■ WORK REQUEST
Please filter the entries and return only the lines that include "this".
───── RECORDS PROVIDED
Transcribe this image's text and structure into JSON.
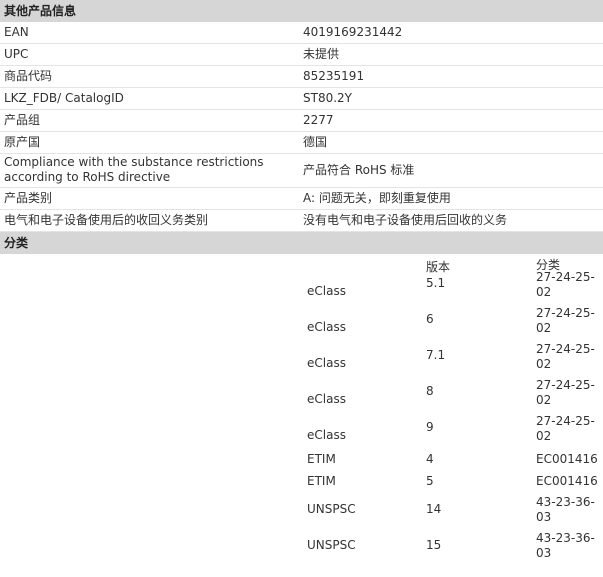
{
  "info": {
    "header": "其他产品信息",
    "rows": [
      {
        "label": "EAN",
        "value": "4019169231442"
      },
      {
        "label": "UPC",
        "value": "未提供"
      },
      {
        "label": "商品代码",
        "value": "85235191"
      },
      {
        "label": "LKZ_FDB/ CatalogID",
        "value": "ST80.2Y"
      },
      {
        "label": "产品组",
        "value": "2277"
      },
      {
        "label": "原产国",
        "value": "德国"
      },
      {
        "label": "Compliance with the substance restrictions according to RoHS directive",
        "value": "产品符合 RoHS 标准"
      },
      {
        "label": "产品类别",
        "value": "A: 问题无关，即刻重复使用"
      },
      {
        "label": "电气和电子设备使用后的收回义务类别",
        "value": "没有电气和电子设备使用后回收的义务"
      }
    ]
  },
  "classification": {
    "header": "分类",
    "col_version": "版本",
    "col_category": "分类",
    "rows": [
      {
        "system": "eClass",
        "version": "5.1",
        "category": "27-24-25-02"
      },
      {
        "system": "eClass",
        "version": "6",
        "category": "27-24-25-02"
      },
      {
        "system": "eClass",
        "version": "7.1",
        "category": "27-24-25-02"
      },
      {
        "system": "eClass",
        "version": "8",
        "category": "27-24-25-02"
      },
      {
        "system": "eClass",
        "version": "9",
        "category": "27-24-25-02"
      },
      {
        "system": "ETIM",
        "version": "4",
        "category": "EC001416"
      },
      {
        "system": "ETIM",
        "version": "5",
        "category": "EC001416"
      },
      {
        "system": "UNSPSC",
        "version": "14",
        "category": "43-23-36-03"
      },
      {
        "system": "UNSPSC",
        "version": "15",
        "category": "43-23-36-03"
      }
    ]
  }
}
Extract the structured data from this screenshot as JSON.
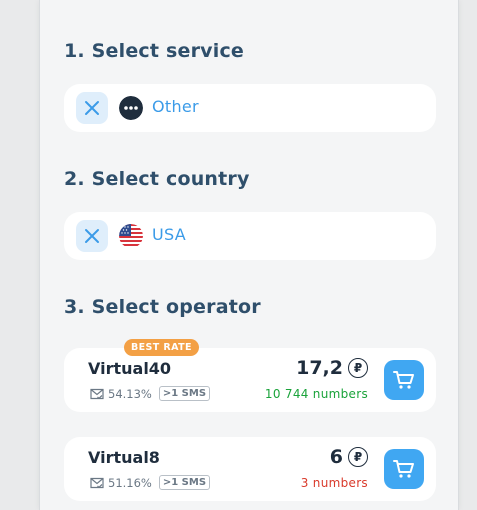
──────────
■ YOUR RESPONSE
Transcribe this image's text and structure into JSON.
Extract the structured data from this screenshot as JSON.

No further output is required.